Considering types of fire, I turned to sources including old Arizona newspapers such as the Coconino Sun with their reports from the nineteenth and early twentieth century. These papers are available, by the way, for anyone interested in tapping into the tone of life in “Wild West” days, online through The Library of Congress. https://sites.google.com/site/onlinenewspapersite/Home/usa/az
Once we depart from contemporary news language and priorities, we’re on the way to a broader range of ideas. After taking in the scientific material, I considered this reference to the Navajo to be a fascinating addition, and a stimulus to get my writing under way.
From the several other articles and features I found, these words by William Cronon in 1983 strike me as an excellent summation of where we find ourselves now:
. . . the choice is not between two landscapes,
one with and one without a human influence;
it is between two ways of living, two ways of
belonging to an ecosystem.
Thinking back to our workshop days, especially the visits to locations where the forest is beginning its post-fire existence, I began a sequence called Sunlight and Ashes: Forest after Fire. This is section III:

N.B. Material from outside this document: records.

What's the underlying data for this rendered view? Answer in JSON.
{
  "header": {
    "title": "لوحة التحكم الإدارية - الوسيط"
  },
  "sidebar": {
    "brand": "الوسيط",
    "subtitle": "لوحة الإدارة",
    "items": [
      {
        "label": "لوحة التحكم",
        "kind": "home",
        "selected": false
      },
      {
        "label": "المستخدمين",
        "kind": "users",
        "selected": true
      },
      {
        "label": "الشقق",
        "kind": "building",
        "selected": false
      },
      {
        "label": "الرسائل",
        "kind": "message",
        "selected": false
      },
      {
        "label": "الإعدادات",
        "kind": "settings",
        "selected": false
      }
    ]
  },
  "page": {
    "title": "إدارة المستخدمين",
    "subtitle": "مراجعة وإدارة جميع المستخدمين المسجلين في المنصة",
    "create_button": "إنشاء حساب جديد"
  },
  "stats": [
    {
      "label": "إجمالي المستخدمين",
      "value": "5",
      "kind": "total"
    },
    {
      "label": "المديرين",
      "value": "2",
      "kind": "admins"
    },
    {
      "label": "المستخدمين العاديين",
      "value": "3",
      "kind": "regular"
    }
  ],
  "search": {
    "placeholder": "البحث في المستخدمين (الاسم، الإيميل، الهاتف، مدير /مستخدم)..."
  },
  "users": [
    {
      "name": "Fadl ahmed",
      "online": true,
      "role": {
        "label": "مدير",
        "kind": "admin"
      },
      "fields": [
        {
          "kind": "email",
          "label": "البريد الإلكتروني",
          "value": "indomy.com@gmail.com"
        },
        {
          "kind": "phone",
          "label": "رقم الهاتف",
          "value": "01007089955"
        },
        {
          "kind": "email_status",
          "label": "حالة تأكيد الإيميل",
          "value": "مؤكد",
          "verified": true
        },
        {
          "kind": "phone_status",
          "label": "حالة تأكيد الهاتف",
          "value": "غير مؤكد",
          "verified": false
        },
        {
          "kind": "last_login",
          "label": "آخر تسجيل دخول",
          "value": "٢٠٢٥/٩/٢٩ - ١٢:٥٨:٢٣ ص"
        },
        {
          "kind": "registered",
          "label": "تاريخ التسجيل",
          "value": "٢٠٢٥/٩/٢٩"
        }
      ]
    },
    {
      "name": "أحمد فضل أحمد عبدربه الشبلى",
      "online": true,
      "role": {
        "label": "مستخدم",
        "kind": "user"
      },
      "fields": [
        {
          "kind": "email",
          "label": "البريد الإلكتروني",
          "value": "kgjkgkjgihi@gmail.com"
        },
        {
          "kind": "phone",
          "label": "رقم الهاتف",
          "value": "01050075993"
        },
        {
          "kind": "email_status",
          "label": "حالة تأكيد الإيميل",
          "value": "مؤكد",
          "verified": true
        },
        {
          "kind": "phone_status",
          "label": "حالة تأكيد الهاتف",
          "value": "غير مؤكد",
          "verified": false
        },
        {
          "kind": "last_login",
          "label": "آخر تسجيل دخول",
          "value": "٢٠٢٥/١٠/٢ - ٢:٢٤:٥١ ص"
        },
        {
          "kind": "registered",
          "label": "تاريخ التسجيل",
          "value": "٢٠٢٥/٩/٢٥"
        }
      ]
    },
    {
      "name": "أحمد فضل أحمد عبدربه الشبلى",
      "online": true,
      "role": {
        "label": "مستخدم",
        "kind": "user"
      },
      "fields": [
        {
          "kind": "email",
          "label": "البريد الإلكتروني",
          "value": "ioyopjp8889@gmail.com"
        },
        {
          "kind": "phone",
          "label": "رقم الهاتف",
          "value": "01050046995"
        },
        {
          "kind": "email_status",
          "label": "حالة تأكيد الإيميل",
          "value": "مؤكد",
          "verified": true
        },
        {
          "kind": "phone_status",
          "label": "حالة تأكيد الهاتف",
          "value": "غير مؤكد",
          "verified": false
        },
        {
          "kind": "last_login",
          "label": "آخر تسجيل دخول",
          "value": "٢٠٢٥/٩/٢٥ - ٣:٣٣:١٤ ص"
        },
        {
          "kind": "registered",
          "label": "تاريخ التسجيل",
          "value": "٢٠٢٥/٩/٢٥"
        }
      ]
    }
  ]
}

Of the various approaches I considered, one was to try and describe how it feels for someone who lives in the path of a wildfire. This seemed too much for me to reach through speculation. Even poetry shouldn’t think it can speak for other people with any authority! I did remember our friends who live in the Chiricahua Mountains and who experienced an evacuation during the Horseshoe 2 fire in 2011. I’m not normally drawn to Facebook, but (with permission) I mined the comments from the Facebook page during the period in question and selected some that highlighted the feelings and priorities of those also threatened. I did add my own words to make the narrative, but the poem Firemail couldn’t have come from me alone. A few lines here, with my language in the serif face and the indented lines borrowed:
. . . and on the poem goes.
As birds (and other wildlife) are among my biggest interests, they appear in various ways in various poems, and get one sequence to themselves, in The Winged Forest. In fact, one section is dedicated to bats, also among my close friends. This is the reflection on the Flammulated Owl:
I enjoyed trying to think like a fire. That was liberating. Another place I looked to was the Heard Museum, where I like to consult the library. This time I can’t say I discovered many relevant books, but of the few there were some interesting pages. I read, for instance, that the pine forest as we know it goes back roughly ten thousand years. That isn’t a figure I’d have ventured a guess about, especially after looking into the Grand Canyon.
I can’t say, with thirty-some pages of poems, that I’ve finished writing, but there is enough to cover a range of approaches within a small chapbook. Whether new ideas occur to me or not, I would always look at a project like this and ask to what degree my own preconceptions have been modified. Sometimes that means a change of mind, sometimes it is an obvious point that hasn’t been considered or given the chance to surface. In this case, there has been a learning experience thanks to the scientists, and a stirring of the imagination thanks to the company of visual artists. After that, the solitude of writing itself, which grants entry to other levels of awareness. My current state of mind has me thinking about today’s firefighters and the ability we have to map and observe fires, as well as the over-arching problem of living in a world whose climate is changing in a manner threatening to many places and species of life. In a society where advertising is expert in trivialization, serious issues are easily displaced to make room for frivolous ones. If we think in terms of the ancient oracles, or even people who have lived for generations without industry or technology, we may discover a way to accept fire and use it to advantage. (This is the ending to Forest Oracle)